Using the records below, locate all lines containing "Task" and return them.

──────── INFORMATION SUPPLIED

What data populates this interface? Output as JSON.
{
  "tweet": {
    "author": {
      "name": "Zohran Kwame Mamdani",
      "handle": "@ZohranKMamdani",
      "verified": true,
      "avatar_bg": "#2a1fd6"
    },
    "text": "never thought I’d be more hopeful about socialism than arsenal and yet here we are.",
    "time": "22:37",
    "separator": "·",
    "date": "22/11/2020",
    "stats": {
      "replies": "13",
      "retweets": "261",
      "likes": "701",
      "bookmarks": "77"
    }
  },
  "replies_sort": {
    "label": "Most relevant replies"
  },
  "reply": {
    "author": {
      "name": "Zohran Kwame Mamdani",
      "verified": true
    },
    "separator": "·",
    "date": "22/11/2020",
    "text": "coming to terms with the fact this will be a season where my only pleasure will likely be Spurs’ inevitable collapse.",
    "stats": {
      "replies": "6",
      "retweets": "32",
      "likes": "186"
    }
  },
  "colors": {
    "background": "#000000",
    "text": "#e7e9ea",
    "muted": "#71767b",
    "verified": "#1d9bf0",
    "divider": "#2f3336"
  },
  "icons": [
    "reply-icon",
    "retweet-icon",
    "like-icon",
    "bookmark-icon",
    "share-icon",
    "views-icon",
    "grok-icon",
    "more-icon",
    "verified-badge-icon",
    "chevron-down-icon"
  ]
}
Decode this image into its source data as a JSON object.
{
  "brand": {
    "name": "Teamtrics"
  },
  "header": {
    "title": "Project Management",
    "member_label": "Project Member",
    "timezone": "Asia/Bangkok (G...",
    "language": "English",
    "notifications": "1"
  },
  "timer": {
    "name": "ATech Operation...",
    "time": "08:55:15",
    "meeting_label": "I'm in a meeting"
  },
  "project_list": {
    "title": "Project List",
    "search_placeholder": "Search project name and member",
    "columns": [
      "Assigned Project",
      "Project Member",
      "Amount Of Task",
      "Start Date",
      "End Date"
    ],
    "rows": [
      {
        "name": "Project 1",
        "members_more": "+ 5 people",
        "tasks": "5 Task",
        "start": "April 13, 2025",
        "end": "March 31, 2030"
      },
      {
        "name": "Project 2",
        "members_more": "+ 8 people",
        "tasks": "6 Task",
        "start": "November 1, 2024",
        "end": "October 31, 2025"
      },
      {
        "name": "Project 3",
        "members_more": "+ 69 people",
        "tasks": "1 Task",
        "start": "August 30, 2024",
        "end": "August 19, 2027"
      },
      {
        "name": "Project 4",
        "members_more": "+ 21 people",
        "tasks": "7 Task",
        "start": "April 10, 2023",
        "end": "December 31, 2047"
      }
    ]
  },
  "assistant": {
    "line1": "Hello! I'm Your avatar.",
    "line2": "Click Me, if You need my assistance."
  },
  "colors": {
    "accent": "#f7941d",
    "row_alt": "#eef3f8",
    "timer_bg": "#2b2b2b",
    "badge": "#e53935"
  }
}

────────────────

*ANSWER BOX*:
      "Amount Of Task",
        "tasks": "5 Task",
        "tasks": "6 Task",
        "tasks": "1 Task",
        "tasks": "7 Task",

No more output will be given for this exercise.